Last week, as temperatures in the Rochester area plunged below zero, the area's homeless shelters faced a problem they've had in the past: a problem of demand. When it's too cold to be outside for an extended period, the shelters see a surge of people seeking a place to stay. Staff spend many of those evenings trying to find people beds somewhere in the county.
But the overflow demand at Rochester's homeless shelters is symptomatic of a greater problem, says Ryan Acuff, a housing activist and organizer with the City-Wide Tenant Union, an organization that primarily represents renters in several Rochester low-income apartment complexes.
Monroe County's homeless population rose 18 percent between 2010 and 2017, according to federal Department of Housing and Urban Development data. That's a trend Acuff and other advocates attribute to a web of interrelated issues, some of which deal directly with housing costs: sudden rent increases that drive people out of their apartments, people being pushed out of their apartments when they've done nothing wrong, inadequate public assistance for rent, and others.
And those are just some of the issues at the center of the statewide Housing Justice for All campaign, which the City-Wide Tenant Union is active in. The campaign is the work of a statewide coalition, the Upstate-Downstate Housing Alliance, which is focused on getting lawmakers to pass several bills the groups say will address New York's housing "affordability crisis."
Acuff says five items on the Housing Justice for All campaign's agenda are of particular interest to Rochester and Upstate housing activists:
• Expanding the rent-stabilization laws that cover downstate so that they apply to all of New York. The current laws expire this year, and as advocates push for their renewal and reform, they'll also urge legislators to include provisions that let upstate cities, towns, and villages opt in to the rent control laws.
• Requiring landlords to have a good cause, such as failing to pay rent or damaging property, when they evict tenants. Landlords can currently tell month-to-month renters that they have to clear out of their apartments for any reason, as long as they give tenants 30 days' notice. Landlords can also refuse to renew leases as long as they notify tenants 30 days in advance of the leases' end. That creates several problematic situations, Acuff says. Some landlords retaliate this way when tenants complain about conditions or ask for repairs, he says. Other times, someone buys the building and the new landlord pushes tenants out to upgrade the apartments and charge higher rents, he says.
• Giving tenants the right to take landlords to court to compel repairs. Acuff says the idea has wide support in Albany.
• Raising the amount of a state housing assistance grant that the coalition says hasn't kept pace with rents. The group is also backing a bill that's been around for several years that would tie the amount of the grants to rent costs, Acuff says.
• Ending the use of rigid durational sanctions against recipients of public benefits.

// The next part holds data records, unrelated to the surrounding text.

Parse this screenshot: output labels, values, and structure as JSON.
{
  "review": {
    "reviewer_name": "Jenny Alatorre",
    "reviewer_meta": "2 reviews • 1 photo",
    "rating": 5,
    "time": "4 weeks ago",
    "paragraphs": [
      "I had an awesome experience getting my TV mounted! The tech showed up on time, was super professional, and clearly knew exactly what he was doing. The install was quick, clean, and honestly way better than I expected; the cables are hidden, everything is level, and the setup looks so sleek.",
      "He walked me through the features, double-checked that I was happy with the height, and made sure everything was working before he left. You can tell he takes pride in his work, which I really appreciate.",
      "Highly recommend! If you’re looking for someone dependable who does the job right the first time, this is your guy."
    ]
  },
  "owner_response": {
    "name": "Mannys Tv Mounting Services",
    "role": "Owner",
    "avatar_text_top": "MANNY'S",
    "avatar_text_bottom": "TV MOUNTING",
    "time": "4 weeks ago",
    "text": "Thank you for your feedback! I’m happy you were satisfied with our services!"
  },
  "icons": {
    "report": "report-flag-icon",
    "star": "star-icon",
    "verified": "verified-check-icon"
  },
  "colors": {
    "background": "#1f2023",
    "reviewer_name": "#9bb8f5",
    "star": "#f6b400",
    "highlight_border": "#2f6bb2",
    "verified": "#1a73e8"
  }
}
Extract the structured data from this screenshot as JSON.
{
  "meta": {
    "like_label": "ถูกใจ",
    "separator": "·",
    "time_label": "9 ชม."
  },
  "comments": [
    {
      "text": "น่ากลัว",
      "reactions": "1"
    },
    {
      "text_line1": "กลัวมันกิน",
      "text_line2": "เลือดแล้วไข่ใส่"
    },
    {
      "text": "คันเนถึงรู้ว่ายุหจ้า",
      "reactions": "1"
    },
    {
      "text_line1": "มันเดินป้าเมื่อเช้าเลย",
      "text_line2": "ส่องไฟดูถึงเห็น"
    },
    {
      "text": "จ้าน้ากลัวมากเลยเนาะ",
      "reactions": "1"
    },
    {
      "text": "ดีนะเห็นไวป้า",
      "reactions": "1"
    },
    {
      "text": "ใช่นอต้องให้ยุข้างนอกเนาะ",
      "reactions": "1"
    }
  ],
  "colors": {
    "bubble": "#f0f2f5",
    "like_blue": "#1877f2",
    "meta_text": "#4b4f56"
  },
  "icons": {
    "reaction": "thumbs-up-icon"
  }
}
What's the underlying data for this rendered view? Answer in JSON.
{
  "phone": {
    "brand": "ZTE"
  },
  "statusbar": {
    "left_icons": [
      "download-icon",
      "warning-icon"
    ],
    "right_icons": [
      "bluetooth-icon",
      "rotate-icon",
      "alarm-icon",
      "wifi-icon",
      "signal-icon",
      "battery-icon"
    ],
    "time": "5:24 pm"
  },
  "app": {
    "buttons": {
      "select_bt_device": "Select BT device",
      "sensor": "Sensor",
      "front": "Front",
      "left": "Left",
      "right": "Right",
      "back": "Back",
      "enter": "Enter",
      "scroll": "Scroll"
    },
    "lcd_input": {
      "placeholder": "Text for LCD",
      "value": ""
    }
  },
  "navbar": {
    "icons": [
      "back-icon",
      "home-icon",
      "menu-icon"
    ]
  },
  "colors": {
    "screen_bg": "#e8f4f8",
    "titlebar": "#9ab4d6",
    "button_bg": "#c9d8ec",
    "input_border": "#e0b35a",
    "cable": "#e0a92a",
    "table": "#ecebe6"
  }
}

Under current law, people can be sanctioned and cut off from benefits for a fixed period of time due to any of several infractions, such as missing even a day of work, failing a drug test, or missing an appointment. The benefits should be restored when a person goes back into compliance, Acuff says.
Acuff says he and other housing activists across the state see the potential to make "a major step forward in housing in the state" this year. Democratic control in Albany is one factor, since many of the lawmakers support at least some of the measures. And a few of the new Democratic members ran on housing issues.
Previously, Senate Republican leaders prevented progress on crucial housing affordability issues, Acuff says. And the expiration of the rent control laws, which are a major issue in New York City, adds urgency to at least some of the Housing Justice for All agenda.
Democrats "can't blame the other party anymore," Acuff says.